Money is what makes the mighty and powerful superior to all others. Sports and gambling have always been a pastime of our society and it would only seem fitting for our youth to follow in the footsteps of the generations preceding their own. "Possibly the biggest reason for an increase in illegal sports wagering is that society accepts gambling and believes there are no victims. Gambling is becoming an everyday accepted activity in areas of America that never before had easy access. Virtually everyone can buy a lottery ticket, bet on a horse, or drive to a riverboat casino just a short trip away" (Saum 2). The more time a gambler occupies placing bets, the more this once simple activity has becomes a dangerous obsession. At this point, one must begin to consider the true value of sports gambling and if it has any value at all.
"The profile of the typical college student who gambles is someone who believes he has control of his own destiny, takes risks, and feels he possesses the skill to be successful in this endeavor. Ironically, these are many of the same qualities of successful college athletes and may explain why some are drawn to sports gambling" (Saum 1). Sports and gambling rely on one key element; luck, which is seen as a hope that becomes a reality, but only for a mere few. Having been brought up in an environment that teaches how money and luck go hand in hand the modern day generation is more inclined to test their luck. The internet is perhaps the best and easiest resource in which our youth can access the gambling world. "Computers are readily available for use in many high schools, college, and university libraries, and the cost of personal computers has been drastically reduced" (McBride 1).
With this in mind, the student-athletes that have come to understand the internet gambling world have the most influential impact.
NCAA President Cedric W. Dempsey stated that "For the NCAA, this creates the potential that a student-athlete could place a wager and then attempt to influence the outcome of a game while participating in the contest. We are also concerned that the growth of Internet gambling may be fueled by college students who have easy access to the Internet. Students and student-athletes who develop gambling problems behind closed doors are difficult to reach. The NCAA believes there is a serious need for federal legislation prohibiting Internet gambling" (NCAA News Release). Dempsey's fears are rightfully placed since incidents like these are not uncommon among student-athletes.
One NCAA-sponsored studied revealed that "of 2,000 male student-athletes in Division I basketball and football programs surveyed about NCAA rules violation, 25% reported that they gambled on college sports events other than their own while in college. Four percent admitted that they wagered on games in which they had played, and three of the athletes said they changed the outcome of the game in which they participated" (Saum 1).

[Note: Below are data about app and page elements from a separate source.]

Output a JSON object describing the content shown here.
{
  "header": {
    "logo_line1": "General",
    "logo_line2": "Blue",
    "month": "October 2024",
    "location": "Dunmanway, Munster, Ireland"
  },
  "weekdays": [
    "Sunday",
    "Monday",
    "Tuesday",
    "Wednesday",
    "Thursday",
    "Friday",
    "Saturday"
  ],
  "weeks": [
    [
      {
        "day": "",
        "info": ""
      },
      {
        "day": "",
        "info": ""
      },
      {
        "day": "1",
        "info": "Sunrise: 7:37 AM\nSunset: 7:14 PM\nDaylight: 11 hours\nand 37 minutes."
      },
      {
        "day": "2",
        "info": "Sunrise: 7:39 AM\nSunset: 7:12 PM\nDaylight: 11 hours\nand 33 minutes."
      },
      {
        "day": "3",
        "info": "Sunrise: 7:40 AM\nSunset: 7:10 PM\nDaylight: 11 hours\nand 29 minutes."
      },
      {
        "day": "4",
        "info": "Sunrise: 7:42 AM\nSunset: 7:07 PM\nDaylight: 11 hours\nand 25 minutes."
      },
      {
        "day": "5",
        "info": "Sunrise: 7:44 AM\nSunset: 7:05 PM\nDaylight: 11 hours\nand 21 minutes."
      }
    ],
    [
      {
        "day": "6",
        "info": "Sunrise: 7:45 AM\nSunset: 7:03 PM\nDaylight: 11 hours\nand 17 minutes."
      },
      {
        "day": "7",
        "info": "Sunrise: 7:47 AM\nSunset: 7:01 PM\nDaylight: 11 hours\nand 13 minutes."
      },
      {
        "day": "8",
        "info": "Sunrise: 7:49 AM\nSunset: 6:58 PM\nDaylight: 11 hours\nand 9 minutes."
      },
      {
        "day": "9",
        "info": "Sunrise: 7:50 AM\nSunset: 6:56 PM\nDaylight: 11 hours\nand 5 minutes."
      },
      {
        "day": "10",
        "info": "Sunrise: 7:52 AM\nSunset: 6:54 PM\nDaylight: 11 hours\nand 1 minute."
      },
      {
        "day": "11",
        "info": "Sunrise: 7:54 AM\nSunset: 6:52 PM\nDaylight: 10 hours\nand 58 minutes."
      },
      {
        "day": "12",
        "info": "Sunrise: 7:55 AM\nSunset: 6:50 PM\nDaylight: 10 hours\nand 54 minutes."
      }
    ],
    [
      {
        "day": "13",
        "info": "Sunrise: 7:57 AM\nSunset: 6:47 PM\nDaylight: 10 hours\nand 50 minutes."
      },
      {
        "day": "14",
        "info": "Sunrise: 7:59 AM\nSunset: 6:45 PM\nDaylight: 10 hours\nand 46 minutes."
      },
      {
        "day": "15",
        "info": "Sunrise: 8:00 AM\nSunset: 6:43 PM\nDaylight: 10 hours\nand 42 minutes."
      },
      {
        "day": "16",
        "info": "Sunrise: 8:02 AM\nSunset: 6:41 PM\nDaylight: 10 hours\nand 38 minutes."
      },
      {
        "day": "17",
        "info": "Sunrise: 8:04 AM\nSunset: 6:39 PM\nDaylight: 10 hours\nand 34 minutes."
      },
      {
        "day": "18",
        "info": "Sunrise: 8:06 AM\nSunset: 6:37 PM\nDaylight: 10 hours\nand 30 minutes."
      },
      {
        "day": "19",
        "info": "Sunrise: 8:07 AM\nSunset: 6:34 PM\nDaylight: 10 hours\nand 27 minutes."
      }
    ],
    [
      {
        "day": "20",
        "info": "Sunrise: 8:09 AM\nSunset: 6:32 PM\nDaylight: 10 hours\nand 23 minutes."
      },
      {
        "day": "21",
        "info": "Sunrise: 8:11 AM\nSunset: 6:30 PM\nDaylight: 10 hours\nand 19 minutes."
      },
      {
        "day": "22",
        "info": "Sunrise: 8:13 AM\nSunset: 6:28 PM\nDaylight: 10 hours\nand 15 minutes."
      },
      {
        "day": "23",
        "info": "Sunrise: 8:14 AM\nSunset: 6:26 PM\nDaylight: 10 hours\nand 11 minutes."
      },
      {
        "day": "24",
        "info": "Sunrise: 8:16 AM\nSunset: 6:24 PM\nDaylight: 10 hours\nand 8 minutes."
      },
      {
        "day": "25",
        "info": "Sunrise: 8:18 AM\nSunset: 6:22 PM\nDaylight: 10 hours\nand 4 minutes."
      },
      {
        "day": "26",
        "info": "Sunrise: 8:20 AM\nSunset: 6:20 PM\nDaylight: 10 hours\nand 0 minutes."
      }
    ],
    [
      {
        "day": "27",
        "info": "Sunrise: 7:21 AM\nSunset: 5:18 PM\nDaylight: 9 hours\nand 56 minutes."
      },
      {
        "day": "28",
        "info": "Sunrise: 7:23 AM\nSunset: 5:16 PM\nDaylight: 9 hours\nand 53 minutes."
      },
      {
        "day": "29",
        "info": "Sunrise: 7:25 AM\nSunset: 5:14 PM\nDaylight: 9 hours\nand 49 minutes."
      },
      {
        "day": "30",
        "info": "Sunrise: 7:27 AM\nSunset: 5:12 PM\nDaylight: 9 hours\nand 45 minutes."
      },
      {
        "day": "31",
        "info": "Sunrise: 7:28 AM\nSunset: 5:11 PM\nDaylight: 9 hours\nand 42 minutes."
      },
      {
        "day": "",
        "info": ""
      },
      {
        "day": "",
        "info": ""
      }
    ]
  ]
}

Results like this only show a portion of what could be a larger number of student-athletes that may be involved with sports gambling and could have directly impacted the results of a game in their respective sport. This alone changes many assumptions of the nature of sporting events and